James McTaggart, at home near Alness, Highlands.

“Then there’s going to be another child for whom doing quite a bit of extra study will make them feel better and make them feel less anxious.”

He says a ‘whole-life’ approach could be more productive than solely focusing on grades.

James added: “Don’t give up your sports if you love your sports, don’t give up your hobbies. Don’t give up walks nattering with your friends.

“Get as good as you can get, with the least kind of collateral disadvantage.”

Make it real

James believes that one of the most valuable ways families can enhance children’s learning is by adding context from the real world.

He suggests baking to help with numeracy skills or walks outside to aid understanding of nature projects, and reminds us that family learning ‘needn’t be like school’.

He said: “I know this was a pressure for loads of families during lockdown that they felt they had to be teachers rather than parents and that kind of role conflict was really, really difficult and quite hard to do.

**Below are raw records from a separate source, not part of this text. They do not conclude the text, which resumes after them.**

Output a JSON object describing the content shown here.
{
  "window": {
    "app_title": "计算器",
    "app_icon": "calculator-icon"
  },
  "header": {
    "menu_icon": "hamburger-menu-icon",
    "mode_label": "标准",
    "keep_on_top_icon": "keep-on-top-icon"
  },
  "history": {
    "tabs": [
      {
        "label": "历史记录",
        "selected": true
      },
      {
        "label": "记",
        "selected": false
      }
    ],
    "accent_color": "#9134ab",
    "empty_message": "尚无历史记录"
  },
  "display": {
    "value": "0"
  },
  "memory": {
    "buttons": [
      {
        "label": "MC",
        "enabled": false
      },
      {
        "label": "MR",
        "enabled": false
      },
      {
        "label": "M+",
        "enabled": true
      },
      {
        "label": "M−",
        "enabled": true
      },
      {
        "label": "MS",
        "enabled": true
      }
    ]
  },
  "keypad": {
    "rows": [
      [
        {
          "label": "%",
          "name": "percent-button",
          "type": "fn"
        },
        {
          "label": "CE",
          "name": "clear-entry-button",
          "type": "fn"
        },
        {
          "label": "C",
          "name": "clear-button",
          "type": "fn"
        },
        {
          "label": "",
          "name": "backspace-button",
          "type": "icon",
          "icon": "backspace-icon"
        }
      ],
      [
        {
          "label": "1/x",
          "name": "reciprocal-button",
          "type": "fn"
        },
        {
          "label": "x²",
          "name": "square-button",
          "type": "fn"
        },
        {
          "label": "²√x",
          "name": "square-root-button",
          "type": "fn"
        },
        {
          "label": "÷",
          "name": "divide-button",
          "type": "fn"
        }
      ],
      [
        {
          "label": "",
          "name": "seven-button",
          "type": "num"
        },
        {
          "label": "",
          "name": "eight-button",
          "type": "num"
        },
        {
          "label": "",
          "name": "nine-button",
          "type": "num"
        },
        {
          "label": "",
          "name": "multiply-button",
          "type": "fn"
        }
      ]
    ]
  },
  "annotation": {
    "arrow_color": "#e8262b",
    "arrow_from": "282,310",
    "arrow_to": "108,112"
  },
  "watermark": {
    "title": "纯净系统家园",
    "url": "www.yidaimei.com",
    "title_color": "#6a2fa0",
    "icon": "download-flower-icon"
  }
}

“But to be a parent and to do the kind of joints and fun things that children will learn from might be better than trying to do more school at home.”

Parents have their limits, and that’s ok

James adds that it is vital that parents remember and accept that they have their limits.

He said: “We’ve all been through a bit of a time, and we might be a bit wibbly wobbly ourselves.

“If you can’t get your child exactly where you think they should be within three weeks, that’s OK, because that’s your family’s journey.”

Parents should try not to compare themselves and their families to others as many struggles can be well hidden, says James.

He added: “In the weeks and months ahead, the recovery trajectory is going to be different and we need to just understand that and try not to worry too much.”


Next, top tips in helping children take ownership of their learning are revealed by Dundee-based educational psychologist Dr Sarah Hulme, in Part 3 of our Parent Hub: Supporting Your Child’s Learning series.

Did you miss Part 1? Dr Cornelius Grove explained why he thinks leaning is ‘not about fun’.

‘It’s not about fun’ – Education expert reveals what we can learn from East Asia